A confession

I have been a monetary crank. I still am, some of the time, although I mostly keep it to myself, as I have always done (a-crank-in-a-closet). For all I know, this post could be just another sign of it! But I consider myself a bit wiser already. An idiot, for sure, but a wiser idiot. I don't think it's constructive to attack experts who don't know how "money" is created. Well, it might be suicidal to do more or less the opposite here -- to attack cranks like me. But on the whole, it could be constructive. I keep my fingers crossed.

A suggestion

If you have been an idiot like me, consider admitting it. It might make you feel better. But most importantly, it will make it more likely that other experts don't consider you a "monetary crank". Who knows -- they might even reply.

(To be clear: I often put money into scare quotes, because for me, money-as-a-medium-of-exchange doesn't really exist anymore. But I saved you from "money", this time.)


  1. Hi. A question on your statement " If, hypothetically, all debts were repaid, there would be no interest to pay." I did check the SSB i Norway, and it reads that there is about two times more debt K2, than amount of money M2. And the difference is increasing with almost the same rate at the interest rate?. So how can you "repay" all debt? I still have not got any assuring answer about where the interest come from?

    1. Hi Arild!
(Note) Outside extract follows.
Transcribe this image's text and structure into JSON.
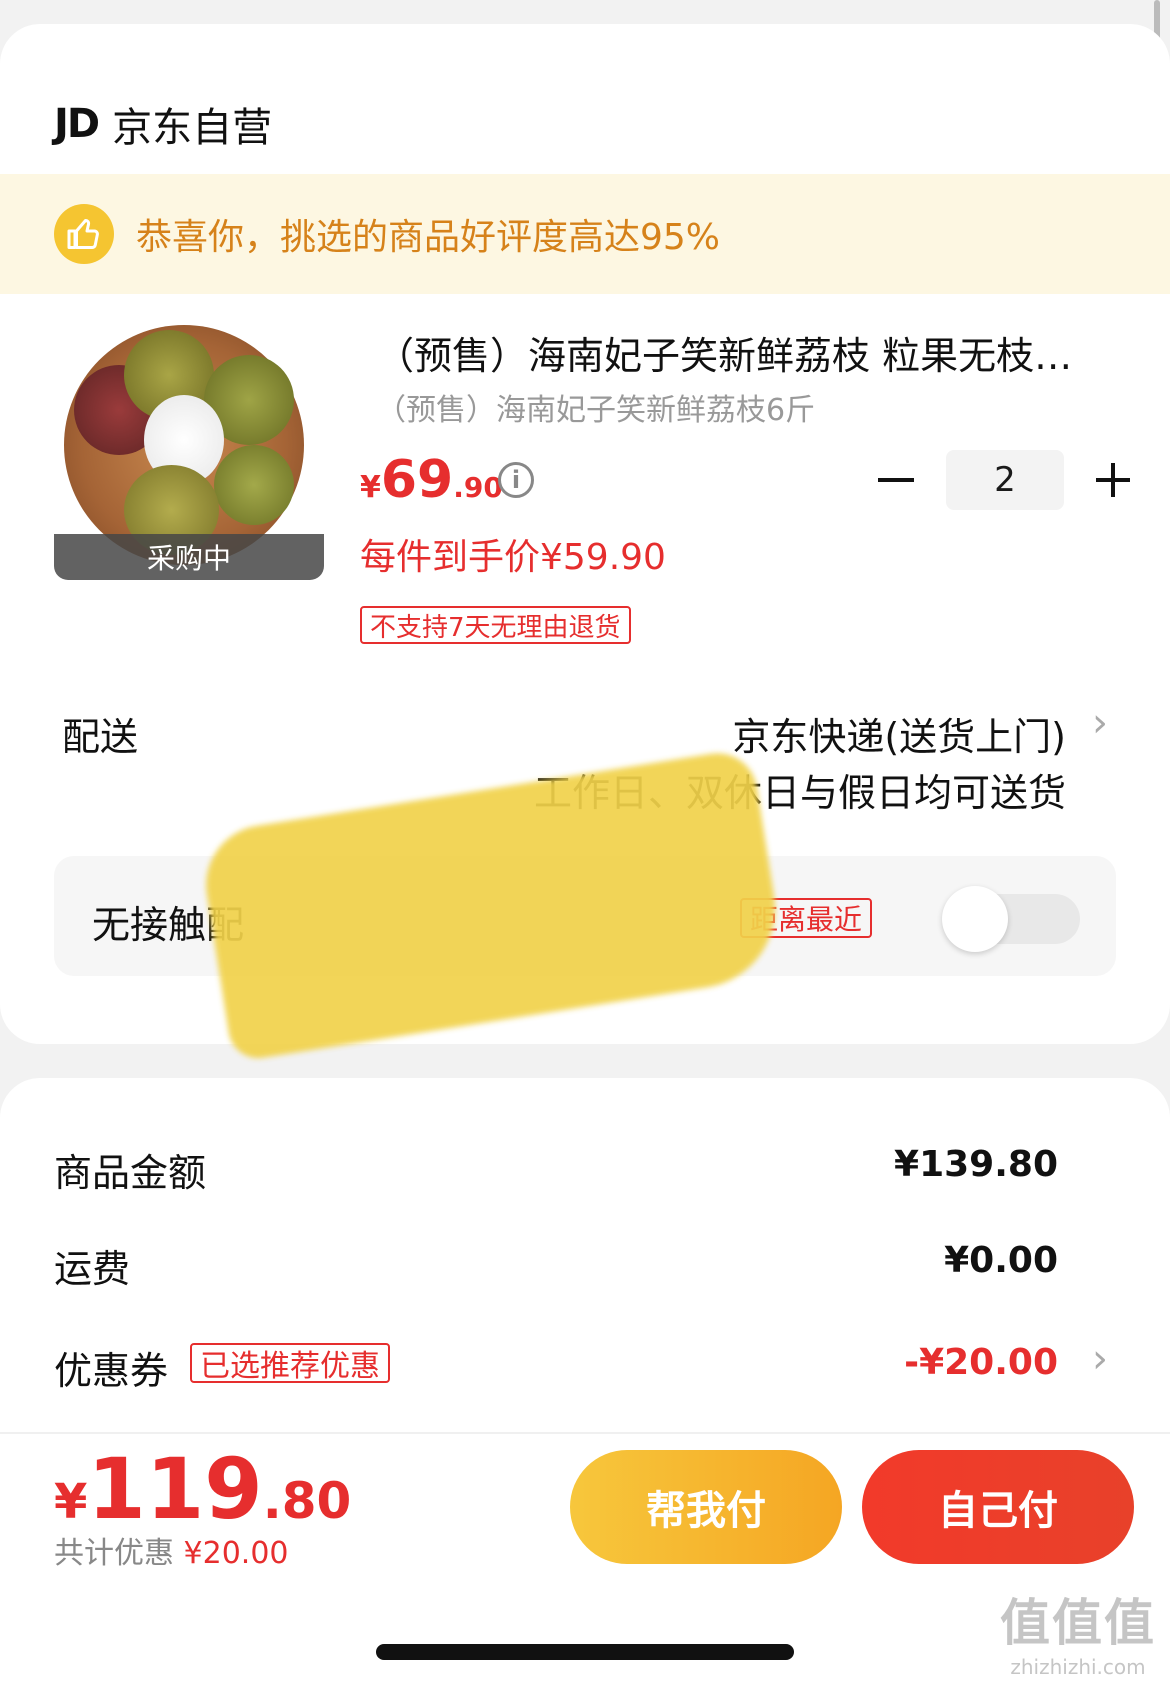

      Thanks for the question. I think you need to focus on how "money" circulates in the economy. As you correctly point out, M2 does not equal the amount of debt in the economy. But M2 can be used to pay back almost any debt (debt owed to a friend, for instance). Only in the case of bank debt, like a mortgage, M2 (in this case, a deposit) gets "destroyed" as the debt is repaid. In all cases of "non-bank debt" (corporate bonds, etc), M2 continues to circulate in the economy -- even when it is used to pay back this non-bank debt.
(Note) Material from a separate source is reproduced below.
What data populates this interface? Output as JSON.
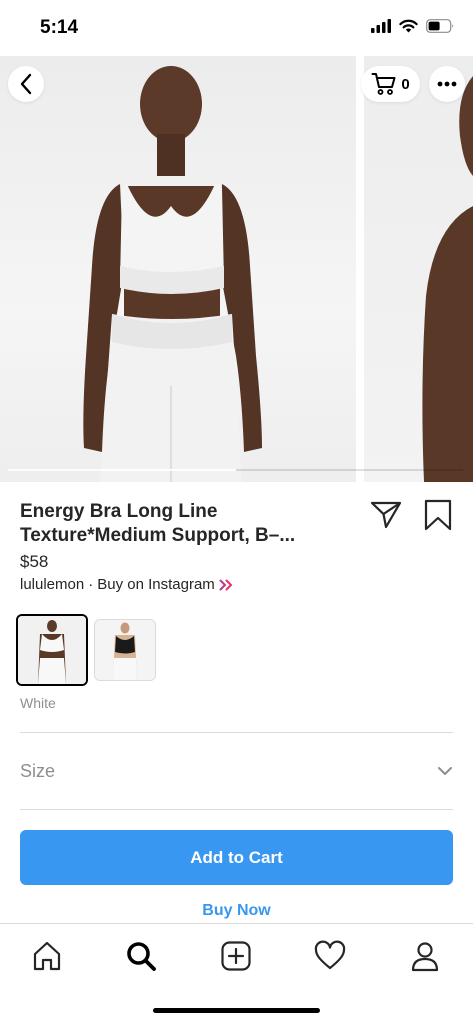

      When M2 is used to pay interest on a loan, it is never destroyed. So 100 units of M2 can be used to pay interest worth 1000 units (100 units at a time, ten times).

      So, in theory you could repay all debt, with interest, by using only 1 unit of M2. We have a lot of flexibility in these matters, as "money" is never what is ultimately owed. Ultimately, goods and services are what is owed. That's why you can repay your creditor -- if you run out of "money" -- by returning the car (in case of a car loan), or by working for her.

    2. Hi, thanks for answer, but i still don't get it..

      I did ask the SSB about how much of K2 is money producing bank loans, but they could not tell..

      If we fokus on the money producing bank loans.
      If have loan of 1000 units money producing. Next year i owe 1010 units. (if i fail to pay the interest..) . Do the bank have different accounting on money producing and non producing interests. Outside the bank it is only 1000 units of M2, or do the M2 increase by the interests?

      The forwarding of loan, is that what is called "fractional banking"?
      The book "Where does money come from" says ther is not such a thing, and they don't say a word about the interests, not in the you tube version anyway ( SSB recomended me that book/youtube)

      i am soooo confused..!-)

    3. There's nothing bad in being confused. This is what I wrote in the end of my first post:

      "Slightly confused? Out of initial confusion will emerge new understanding. I'm confused myself, but I'm working on it by unlearning and learning."

      I suggest you read my first three posts. It might help, or then it might make you even more confused -- I can't give any guarantee. But you won't learn much if you're not confused first, because that confusion is what makes you search for the "truth". Many of us don't bother, so they choose to remain ignorant.

      You can find an answer to your question also in this video I found yesterday (the answer starts at 1:13:53):

      Have a look and let me know if it helps? My answer is still the same: Paying interest does not "destroy" "money", so over time we can pay even 1,000,000 units of interest with only 1,000 units of total M2. But to really understand how this works, you probably must study the monetary system a bit more. Good luck! :-)